[[ Records provided, beginning ]]

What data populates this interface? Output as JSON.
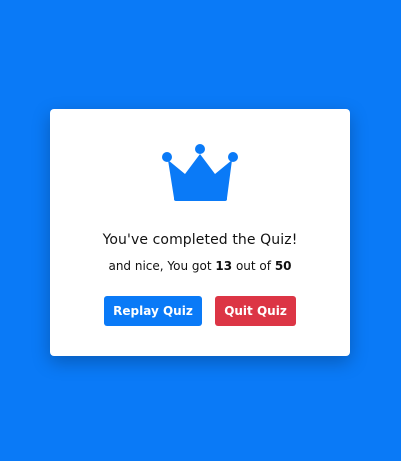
{
  "result": {
    "headline": "You've completed the Quiz!",
    "score_prefix": "and nice, You got",
    "score_value": "13",
    "score_middle": "out of",
    "score_total": "50",
    "crown_icon": "crown-icon"
  },
  "actions": {
    "replay_label": "Replay Quiz",
    "quit_label": "Quit Quiz"
  },
  "colors": {
    "background": "#0a7af7",
    "primary": "#0a7af7",
    "danger": "#dc3545",
    "card": "#ffffff"
  }
}
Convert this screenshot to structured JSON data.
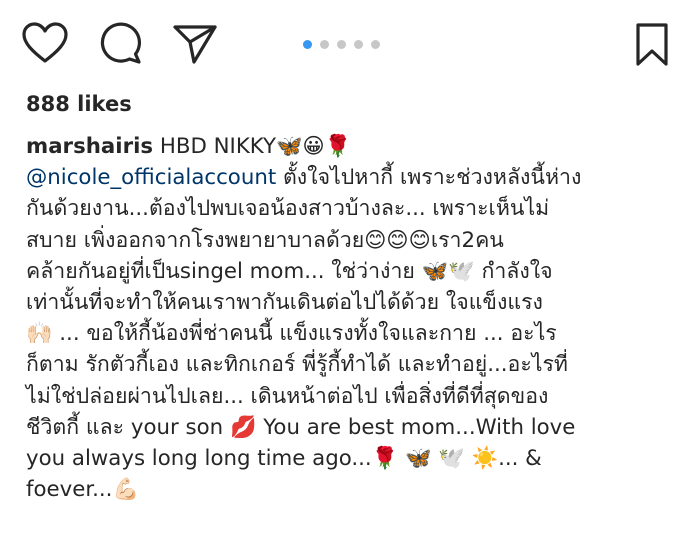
{
  "actions": {
    "like_icon": "heart-outline-icon",
    "comment_icon": "speech-bubble-icon",
    "share_icon": "paper-plane-icon",
    "save_icon": "bookmark-outline-icon"
  },
  "carousel": {
    "total": 5,
    "active_index": 0,
    "active_color": "#3897f0",
    "inactive_color": "#c7c7c7"
  },
  "likes": "888 likes",
  "caption": {
    "username": "marshairis",
    "line1_text": " HBD NIKKY🦋😀🌹",
    "mention": "@nicole_officialaccount",
    "line2_text": " ตั้งใจไปหากี้ เพราะช่วงหลังนี้ห่าง",
    "lines": [
      "กันด้วยงาน...ต้องไปพบเจอน้องสาวบ้างละ... เพราะเห็นไม่",
      "สบาย เพิ่งออกจากโรงพยายาบาลด้วย😊😊😊เรา2คน",
      "คล้ายกันอยู่ที่เป็นsingel mom... ใช่ว่าง่าย 🦋🕊️ กำลังใจ",
      "เท่านั้นที่จะทำให้คนเราพากันเดินต่อไปได้ด้วย ใจแข็งแรง",
      "🙌🏻 ... ขอให้กี้น้องพี่ช่าคนนี้ แข็งแรงทั้งใจและกาย ... อะไร",
      "ก็ตาม รักตัวกี้เอง และทิกเกอร์ พี่รู้กี้ทำได้ และทำอยู่...อะไรที่",
      "ไม่ใช่ปล่อยผ่านไปเลย... เดินหน้าต่อไป เพื่อสิ่งที่ดีที่สุดของ",
      "ชีวิตกี้ และ your son 💋 You are best mom...With love",
      "you always long long time ago...🌹 🦋 🕊️ ☀️... &",
      "foever...💪🏻"
    ]
  },
  "colors": {
    "text": "#262626",
    "mention": "#003569",
    "background": "#ffffff"
  }
}
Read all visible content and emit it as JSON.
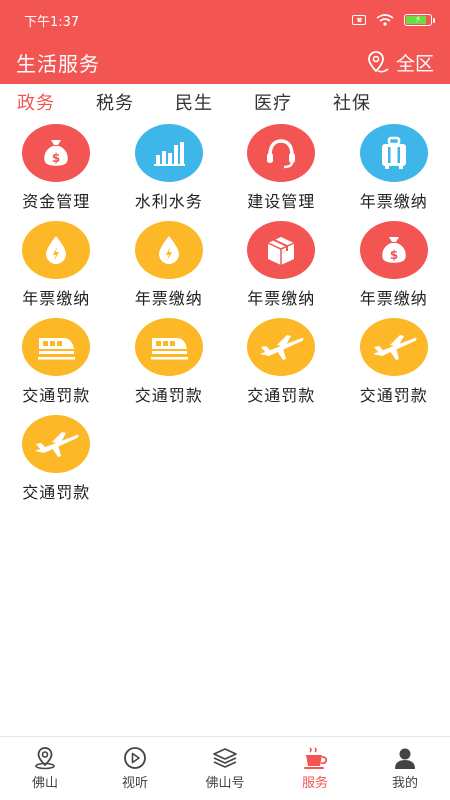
{
  "status_bar": {
    "time": "下午1:37"
  },
  "header": {
    "title": "生活服务",
    "location": "全区"
  },
  "tabs": [
    {
      "label": "政务",
      "active": true
    },
    {
      "label": "税务",
      "active": false
    },
    {
      "label": "民生",
      "active": false
    },
    {
      "label": "医疗",
      "active": false
    },
    {
      "label": "社保",
      "active": false
    }
  ],
  "services": [
    {
      "label": "资金管理",
      "icon": "money-bag-icon",
      "color": "#f35552"
    },
    {
      "label": "水利水务",
      "icon": "bar-chart-icon",
      "color": "#3fb6ea"
    },
    {
      "label": "建设管理",
      "icon": "headset-icon",
      "color": "#f35552"
    },
    {
      "label": "年票缴纳",
      "icon": "luggage-icon",
      "color": "#3fb6ea"
    },
    {
      "label": "年票缴纳",
      "icon": "water-drop-icon",
      "color": "#fdb827"
    },
    {
      "label": "年票缴纳",
      "icon": "water-drop-icon",
      "color": "#fdb827"
    },
    {
      "label": "年票缴纳",
      "icon": "package-box-icon",
      "color": "#f35552"
    },
    {
      "label": "年票缴纳",
      "icon": "money-bag-icon",
      "color": "#f35552"
    },
    {
      "label": "交通罚款",
      "icon": "train-icon",
      "color": "#fdb827"
    },
    {
      "label": "交通罚款",
      "icon": "train-icon",
      "color": "#fdb827"
    },
    {
      "label": "交通罚款",
      "icon": "airplane-icon",
      "color": "#fdb827"
    },
    {
      "label": "交通罚款",
      "icon": "airplane-icon",
      "color": "#fdb827"
    },
    {
      "label": "交通罚款",
      "icon": "airplane-icon",
      "color": "#fdb827"
    }
  ],
  "bottom_nav": [
    {
      "label": "佛山",
      "icon": "location-pin-icon",
      "active": false
    },
    {
      "label": "视听",
      "icon": "play-circle-icon",
      "active": false
    },
    {
      "label": "佛山号",
      "icon": "layers-icon",
      "active": false
    },
    {
      "label": "服务",
      "icon": "coffee-cup-icon",
      "active": true
    },
    {
      "label": "我的",
      "icon": "user-icon",
      "active": false
    }
  ],
  "colors": {
    "brand_red": "#f35552",
    "blue": "#3fb6ea",
    "yellow": "#fdb827"
  }
}
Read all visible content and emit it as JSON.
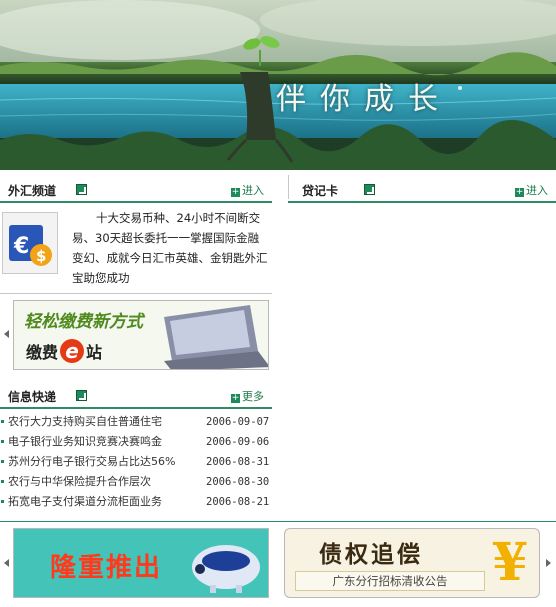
{
  "banner": {
    "slogan": "伴你成长"
  },
  "fx": {
    "title": "外汇频道",
    "more_label": "进入",
    "description": "十大交易币种、24小时不间断交易、30天超长委托一一掌握国际金融变幻、成就今日汇市英雄、金钥匙外汇宝助您成功"
  },
  "loan": {
    "title": "贷记卡",
    "more_label": "进入"
  },
  "ad_epay": {
    "line1": "轻松缴费新方式",
    "line2_pre": "缴费",
    "line2_e": "e",
    "line2_post": "站"
  },
  "news": {
    "title": "信息快递",
    "more_label": "更多",
    "items": [
      {
        "title": "农行大力支持购买自住普通住宅",
        "date": "2006-09-07"
      },
      {
        "title": "电子银行业务知识竞赛决赛鸣金",
        "date": "2006-09-06"
      },
      {
        "title": "苏州分行电子银行交易占比达56%",
        "date": "2006-08-31"
      },
      {
        "title": "农行与中华保险提升合作层次",
        "date": "2006-08-30"
      },
      {
        "title": "拓宽电子支付渠道分流柜面业务",
        "date": "2006-08-21"
      }
    ]
  },
  "ad_launch": {
    "text": "隆重推出"
  },
  "ad_debt": {
    "title": "债权追偿",
    "subtitle": "广东分行招标清收公告",
    "yen": "¥"
  },
  "colors": {
    "accent": "#2f8a66",
    "link": "#1e7a4c"
  }
}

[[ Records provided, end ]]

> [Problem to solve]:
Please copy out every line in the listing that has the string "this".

> [Answer box]:
What data populates this interface? Output as JSON.
Convert this screenshot to structured JSON data.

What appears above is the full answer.